Cutaneous signs include red or violaceous subcutaneous vascular nodules, livedo reticularis and chronic leg ulcers.

Early vascular nodule

Livedo pattern on feet

Severe ulceration

Systemic disease results in hypertension, cerebrovascular accident, mononeuritis multiplex, myalgias, renal failure, visual disturbance and other problems.

Dermatopathology shows neutrophilic infiltrate throughout muscular vessel wall, fibrinoid necrosis, thrombosis, infarction and haemorrhage.

Characteristically p-ANCA is positive (antineutrophil cytoplasmic autoantibodies).

Management may include systemic steroids, cyclophosphamide and other immune suppressive agents.

Urticarial vasculitis

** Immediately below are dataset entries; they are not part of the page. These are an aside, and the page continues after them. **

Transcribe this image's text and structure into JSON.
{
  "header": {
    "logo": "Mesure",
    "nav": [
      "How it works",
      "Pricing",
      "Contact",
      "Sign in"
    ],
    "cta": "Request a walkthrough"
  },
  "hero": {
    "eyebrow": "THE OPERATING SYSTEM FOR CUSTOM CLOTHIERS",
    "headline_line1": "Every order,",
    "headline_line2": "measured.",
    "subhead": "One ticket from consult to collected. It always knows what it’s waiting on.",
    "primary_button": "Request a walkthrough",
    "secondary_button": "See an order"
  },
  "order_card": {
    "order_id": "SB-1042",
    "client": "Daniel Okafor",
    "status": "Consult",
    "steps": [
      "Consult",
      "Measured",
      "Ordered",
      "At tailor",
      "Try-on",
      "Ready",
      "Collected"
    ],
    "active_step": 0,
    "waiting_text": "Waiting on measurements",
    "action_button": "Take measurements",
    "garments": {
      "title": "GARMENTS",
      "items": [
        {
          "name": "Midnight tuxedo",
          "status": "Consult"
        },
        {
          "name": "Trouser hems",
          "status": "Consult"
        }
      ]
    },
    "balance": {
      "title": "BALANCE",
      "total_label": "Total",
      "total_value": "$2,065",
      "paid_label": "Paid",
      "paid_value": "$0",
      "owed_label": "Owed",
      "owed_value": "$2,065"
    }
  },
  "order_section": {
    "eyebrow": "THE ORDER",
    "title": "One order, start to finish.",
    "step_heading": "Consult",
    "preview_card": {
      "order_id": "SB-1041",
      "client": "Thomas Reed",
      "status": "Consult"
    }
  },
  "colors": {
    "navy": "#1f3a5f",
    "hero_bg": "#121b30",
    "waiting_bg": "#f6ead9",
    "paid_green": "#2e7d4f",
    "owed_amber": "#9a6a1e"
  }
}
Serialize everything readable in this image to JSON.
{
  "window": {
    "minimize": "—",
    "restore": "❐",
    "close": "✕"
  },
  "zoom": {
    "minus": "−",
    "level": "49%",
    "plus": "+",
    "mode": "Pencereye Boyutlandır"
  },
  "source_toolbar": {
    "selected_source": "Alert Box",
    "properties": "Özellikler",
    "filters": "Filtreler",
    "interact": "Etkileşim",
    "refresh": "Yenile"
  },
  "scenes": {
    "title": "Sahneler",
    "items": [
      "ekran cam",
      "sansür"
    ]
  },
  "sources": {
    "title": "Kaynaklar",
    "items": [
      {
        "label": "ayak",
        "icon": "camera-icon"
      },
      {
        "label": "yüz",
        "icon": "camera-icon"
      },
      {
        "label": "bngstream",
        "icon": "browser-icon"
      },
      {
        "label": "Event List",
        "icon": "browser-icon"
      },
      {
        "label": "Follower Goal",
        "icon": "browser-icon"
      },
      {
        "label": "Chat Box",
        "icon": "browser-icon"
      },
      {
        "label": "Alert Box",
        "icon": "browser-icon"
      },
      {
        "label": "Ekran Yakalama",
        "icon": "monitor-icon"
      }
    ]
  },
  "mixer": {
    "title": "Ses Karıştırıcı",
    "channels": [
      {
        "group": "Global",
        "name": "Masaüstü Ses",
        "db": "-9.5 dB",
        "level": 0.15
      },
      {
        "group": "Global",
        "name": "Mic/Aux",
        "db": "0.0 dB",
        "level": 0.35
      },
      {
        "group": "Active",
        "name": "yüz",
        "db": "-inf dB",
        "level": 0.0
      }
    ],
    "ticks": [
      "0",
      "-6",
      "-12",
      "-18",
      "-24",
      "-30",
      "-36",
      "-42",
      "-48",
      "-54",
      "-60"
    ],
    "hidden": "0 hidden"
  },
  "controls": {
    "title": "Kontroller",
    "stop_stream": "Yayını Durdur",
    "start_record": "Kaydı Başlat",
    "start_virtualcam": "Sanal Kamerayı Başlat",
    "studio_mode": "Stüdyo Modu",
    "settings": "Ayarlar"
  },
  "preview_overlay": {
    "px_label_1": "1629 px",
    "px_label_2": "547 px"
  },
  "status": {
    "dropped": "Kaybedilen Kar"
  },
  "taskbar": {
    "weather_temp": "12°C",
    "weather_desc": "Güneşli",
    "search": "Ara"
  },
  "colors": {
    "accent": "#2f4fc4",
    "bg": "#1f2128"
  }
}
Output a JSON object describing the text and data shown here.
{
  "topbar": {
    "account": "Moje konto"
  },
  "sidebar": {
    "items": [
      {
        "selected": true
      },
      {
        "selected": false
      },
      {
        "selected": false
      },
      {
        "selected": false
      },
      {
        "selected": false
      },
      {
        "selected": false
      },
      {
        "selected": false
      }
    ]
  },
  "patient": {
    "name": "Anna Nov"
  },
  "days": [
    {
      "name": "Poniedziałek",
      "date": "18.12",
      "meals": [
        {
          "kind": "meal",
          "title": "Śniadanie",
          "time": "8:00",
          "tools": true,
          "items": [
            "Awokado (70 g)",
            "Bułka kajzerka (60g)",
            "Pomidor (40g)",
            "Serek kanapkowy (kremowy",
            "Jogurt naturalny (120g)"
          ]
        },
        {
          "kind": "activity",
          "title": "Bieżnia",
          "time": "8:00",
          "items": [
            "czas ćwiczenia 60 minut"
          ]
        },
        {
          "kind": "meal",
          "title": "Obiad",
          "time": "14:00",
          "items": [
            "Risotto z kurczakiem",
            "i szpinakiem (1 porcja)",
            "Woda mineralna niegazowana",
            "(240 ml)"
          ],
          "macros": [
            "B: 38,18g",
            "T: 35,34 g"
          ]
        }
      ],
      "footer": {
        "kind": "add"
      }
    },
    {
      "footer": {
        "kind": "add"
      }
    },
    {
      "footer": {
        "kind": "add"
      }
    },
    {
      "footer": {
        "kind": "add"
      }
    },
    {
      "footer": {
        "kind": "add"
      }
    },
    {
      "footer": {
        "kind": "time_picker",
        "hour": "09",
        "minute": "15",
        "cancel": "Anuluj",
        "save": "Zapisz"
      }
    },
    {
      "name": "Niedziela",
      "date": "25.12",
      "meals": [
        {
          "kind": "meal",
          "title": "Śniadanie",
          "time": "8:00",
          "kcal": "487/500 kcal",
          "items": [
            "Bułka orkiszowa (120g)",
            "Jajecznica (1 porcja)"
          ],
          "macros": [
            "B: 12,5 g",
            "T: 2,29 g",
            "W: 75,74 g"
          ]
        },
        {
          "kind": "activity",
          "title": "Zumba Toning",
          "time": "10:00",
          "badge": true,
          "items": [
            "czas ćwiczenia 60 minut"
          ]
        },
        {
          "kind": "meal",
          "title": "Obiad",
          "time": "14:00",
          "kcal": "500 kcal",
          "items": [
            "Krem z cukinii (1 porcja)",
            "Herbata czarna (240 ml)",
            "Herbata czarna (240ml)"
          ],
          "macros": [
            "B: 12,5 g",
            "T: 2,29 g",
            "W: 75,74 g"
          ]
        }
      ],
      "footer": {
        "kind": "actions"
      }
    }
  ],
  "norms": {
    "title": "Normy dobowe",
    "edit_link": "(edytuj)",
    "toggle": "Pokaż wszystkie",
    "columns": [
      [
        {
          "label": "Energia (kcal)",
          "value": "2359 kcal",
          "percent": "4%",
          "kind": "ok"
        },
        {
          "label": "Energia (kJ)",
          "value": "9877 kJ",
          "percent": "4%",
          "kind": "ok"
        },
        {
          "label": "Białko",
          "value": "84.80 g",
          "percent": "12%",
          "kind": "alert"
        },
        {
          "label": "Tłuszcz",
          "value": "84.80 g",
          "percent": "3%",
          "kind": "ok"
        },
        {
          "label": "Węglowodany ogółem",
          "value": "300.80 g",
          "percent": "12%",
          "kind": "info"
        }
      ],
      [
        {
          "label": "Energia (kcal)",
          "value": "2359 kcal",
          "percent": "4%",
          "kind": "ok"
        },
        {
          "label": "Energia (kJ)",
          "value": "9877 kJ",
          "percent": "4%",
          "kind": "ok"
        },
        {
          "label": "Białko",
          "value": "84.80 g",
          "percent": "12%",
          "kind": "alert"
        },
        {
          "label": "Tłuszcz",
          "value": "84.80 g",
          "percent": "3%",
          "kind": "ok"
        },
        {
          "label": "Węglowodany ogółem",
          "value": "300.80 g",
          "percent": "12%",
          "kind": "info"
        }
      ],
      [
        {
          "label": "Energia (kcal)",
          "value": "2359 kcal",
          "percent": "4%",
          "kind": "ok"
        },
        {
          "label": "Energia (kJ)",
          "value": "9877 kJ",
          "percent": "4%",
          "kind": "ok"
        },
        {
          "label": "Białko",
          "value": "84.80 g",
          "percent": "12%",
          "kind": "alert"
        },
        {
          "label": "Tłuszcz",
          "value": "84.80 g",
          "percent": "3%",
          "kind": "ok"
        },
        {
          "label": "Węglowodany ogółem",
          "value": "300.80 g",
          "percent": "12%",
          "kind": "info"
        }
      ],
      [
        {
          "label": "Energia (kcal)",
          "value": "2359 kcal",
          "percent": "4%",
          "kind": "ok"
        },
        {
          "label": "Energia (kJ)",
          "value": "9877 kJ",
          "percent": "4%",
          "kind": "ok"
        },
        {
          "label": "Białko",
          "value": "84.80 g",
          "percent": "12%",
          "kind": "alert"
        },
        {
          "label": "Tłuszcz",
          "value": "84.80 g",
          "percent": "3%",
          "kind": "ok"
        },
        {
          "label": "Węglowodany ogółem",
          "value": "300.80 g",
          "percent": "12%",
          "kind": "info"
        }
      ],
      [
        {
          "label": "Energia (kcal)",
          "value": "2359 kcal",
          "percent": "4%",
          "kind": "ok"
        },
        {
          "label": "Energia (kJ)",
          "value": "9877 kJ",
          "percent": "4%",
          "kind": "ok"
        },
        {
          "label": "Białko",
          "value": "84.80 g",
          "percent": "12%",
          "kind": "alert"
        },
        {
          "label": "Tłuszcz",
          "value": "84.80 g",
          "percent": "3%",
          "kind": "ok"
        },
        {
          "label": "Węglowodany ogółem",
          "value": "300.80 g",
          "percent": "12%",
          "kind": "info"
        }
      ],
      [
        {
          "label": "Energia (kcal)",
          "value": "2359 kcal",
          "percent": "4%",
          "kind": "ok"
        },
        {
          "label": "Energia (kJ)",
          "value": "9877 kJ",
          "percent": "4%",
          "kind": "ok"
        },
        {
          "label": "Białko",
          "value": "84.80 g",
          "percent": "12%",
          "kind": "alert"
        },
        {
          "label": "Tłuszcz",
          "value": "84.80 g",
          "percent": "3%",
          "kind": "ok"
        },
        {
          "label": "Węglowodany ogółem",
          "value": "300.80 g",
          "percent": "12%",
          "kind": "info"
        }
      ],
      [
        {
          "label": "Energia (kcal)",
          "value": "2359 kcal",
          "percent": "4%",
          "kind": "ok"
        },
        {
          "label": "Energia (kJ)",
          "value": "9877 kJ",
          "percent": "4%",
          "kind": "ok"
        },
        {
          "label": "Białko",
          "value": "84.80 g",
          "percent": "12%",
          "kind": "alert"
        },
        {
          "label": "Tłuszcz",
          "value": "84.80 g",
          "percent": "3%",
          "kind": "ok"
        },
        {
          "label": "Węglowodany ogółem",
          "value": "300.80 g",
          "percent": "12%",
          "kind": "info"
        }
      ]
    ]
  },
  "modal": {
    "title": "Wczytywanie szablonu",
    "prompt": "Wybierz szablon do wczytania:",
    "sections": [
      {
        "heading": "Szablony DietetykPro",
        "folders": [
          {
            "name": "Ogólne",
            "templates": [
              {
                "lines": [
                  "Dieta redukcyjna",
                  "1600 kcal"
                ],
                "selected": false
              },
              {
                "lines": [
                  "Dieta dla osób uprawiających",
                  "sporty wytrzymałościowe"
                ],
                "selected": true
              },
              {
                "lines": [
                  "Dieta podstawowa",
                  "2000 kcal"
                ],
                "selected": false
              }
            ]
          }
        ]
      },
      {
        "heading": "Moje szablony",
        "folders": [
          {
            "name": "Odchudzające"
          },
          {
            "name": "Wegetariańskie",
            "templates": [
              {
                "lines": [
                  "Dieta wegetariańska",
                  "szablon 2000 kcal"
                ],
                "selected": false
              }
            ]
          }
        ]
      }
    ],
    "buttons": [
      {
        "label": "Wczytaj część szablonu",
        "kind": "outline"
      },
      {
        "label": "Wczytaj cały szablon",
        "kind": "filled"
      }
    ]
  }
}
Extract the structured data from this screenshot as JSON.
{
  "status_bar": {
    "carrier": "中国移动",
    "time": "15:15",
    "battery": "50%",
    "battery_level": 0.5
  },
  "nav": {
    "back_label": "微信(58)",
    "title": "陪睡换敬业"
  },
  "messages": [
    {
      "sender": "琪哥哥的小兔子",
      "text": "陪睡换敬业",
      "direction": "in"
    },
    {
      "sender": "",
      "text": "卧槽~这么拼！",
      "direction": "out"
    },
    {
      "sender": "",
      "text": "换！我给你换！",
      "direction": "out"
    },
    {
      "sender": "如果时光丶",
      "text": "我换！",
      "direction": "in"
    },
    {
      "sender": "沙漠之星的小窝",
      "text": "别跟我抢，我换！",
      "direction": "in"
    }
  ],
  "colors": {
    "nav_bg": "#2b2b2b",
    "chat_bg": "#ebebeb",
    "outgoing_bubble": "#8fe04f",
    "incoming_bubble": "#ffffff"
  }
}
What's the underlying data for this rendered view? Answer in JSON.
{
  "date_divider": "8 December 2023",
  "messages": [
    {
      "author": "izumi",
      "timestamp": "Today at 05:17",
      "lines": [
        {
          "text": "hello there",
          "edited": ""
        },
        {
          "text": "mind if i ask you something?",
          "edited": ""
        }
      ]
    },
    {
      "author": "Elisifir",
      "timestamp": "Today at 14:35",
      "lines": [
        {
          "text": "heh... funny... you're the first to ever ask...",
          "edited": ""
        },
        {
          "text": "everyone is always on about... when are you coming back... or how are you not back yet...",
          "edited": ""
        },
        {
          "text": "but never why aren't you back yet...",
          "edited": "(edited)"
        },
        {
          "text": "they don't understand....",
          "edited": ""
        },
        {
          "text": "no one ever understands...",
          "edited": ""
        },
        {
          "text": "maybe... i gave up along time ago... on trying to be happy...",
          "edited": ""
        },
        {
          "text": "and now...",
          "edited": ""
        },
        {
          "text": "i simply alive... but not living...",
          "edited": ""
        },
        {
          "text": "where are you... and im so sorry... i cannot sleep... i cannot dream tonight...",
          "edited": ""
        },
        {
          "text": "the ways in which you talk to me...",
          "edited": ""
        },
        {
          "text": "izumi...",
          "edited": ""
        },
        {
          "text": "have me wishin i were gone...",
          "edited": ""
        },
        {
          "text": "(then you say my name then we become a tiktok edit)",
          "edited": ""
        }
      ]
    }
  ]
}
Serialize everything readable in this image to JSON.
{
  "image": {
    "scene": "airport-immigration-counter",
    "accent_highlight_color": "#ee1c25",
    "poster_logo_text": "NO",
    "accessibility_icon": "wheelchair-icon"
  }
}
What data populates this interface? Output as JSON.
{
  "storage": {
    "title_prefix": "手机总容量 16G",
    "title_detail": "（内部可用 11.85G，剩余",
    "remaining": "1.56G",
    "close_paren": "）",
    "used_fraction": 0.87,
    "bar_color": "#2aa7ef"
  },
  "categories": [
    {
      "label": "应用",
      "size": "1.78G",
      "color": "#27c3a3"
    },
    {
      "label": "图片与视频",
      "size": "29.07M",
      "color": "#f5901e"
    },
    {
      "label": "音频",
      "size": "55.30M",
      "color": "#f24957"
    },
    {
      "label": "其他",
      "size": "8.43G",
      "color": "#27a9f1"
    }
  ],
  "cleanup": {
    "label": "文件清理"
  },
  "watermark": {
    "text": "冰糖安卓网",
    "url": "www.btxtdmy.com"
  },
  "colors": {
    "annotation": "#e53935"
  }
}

Urticarial vasculitis is characterised by recurrent episodes of skin lesions that look like urticaria, i.e. erythematous oedematous plaques, but the lesions persist for several days and are often followed by macular purpura or bruising. Dermatopathology shows leukocytoclastic vasculitis and it is thought to be another manifestation of immune complex deposition.

Urticarial vasculitis is often associated with fever, arthralgia and elevated ESR. About half are associated with hypocomplementaemia and systemic lupus erythematosus. Infection or drugs provoke some cases.


Other forms of vasculitis with cutaneous signs include: